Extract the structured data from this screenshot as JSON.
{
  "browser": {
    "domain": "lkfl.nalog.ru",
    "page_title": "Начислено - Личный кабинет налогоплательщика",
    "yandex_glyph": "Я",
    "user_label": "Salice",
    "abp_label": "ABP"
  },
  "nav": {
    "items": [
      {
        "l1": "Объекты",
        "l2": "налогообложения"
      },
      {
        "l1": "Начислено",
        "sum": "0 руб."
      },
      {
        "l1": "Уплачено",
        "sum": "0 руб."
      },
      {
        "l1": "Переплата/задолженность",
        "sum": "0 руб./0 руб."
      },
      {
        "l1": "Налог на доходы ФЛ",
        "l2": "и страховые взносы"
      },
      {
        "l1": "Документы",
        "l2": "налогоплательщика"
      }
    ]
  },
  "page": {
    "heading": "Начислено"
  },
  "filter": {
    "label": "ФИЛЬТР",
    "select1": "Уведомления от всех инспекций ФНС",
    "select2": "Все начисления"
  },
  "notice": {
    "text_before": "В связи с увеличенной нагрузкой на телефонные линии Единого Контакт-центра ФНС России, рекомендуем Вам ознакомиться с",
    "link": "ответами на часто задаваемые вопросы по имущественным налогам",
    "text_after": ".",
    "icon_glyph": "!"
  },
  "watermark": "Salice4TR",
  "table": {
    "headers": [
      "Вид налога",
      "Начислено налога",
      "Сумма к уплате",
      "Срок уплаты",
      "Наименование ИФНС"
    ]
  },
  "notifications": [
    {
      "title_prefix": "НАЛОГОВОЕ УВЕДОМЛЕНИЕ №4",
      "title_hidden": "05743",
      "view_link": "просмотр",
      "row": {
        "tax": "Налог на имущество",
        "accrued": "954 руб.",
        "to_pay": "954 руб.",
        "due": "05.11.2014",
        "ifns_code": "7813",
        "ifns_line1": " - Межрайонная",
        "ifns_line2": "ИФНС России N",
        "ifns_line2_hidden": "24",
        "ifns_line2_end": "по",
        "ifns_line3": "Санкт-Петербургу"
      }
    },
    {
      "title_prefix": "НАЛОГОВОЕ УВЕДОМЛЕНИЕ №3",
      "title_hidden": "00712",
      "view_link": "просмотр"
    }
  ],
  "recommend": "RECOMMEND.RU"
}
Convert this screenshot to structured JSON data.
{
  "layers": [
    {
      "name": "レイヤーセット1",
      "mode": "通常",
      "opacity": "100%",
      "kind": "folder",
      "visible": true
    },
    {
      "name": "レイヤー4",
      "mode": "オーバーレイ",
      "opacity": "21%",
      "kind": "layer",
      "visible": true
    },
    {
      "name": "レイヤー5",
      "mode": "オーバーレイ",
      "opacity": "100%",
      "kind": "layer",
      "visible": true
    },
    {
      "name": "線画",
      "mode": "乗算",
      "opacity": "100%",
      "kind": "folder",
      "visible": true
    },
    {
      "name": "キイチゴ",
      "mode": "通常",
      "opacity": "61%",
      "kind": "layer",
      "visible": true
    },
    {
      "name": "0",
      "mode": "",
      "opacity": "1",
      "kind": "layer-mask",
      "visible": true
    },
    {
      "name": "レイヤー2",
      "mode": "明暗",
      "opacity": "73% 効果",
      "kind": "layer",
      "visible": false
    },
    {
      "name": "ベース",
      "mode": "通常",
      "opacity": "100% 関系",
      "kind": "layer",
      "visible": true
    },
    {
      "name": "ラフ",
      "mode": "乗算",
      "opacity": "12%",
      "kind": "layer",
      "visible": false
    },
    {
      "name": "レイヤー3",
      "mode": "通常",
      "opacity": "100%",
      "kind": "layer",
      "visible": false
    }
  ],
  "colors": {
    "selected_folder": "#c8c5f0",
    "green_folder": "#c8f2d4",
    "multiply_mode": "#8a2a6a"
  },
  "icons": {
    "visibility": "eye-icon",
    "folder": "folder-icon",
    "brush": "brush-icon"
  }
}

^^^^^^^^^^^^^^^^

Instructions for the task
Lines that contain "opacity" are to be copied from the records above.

Expected answer
      "opacity": "100%",
      "opacity": "21%",
      "opacity": "100%",
      "opacity": "100%",
      "opacity": "61%",
      "opacity": "1",
      "opacity": "73% 効果",
      "opacity": "100% 関系",
      "opacity": "12%",
      "opacity": "100%",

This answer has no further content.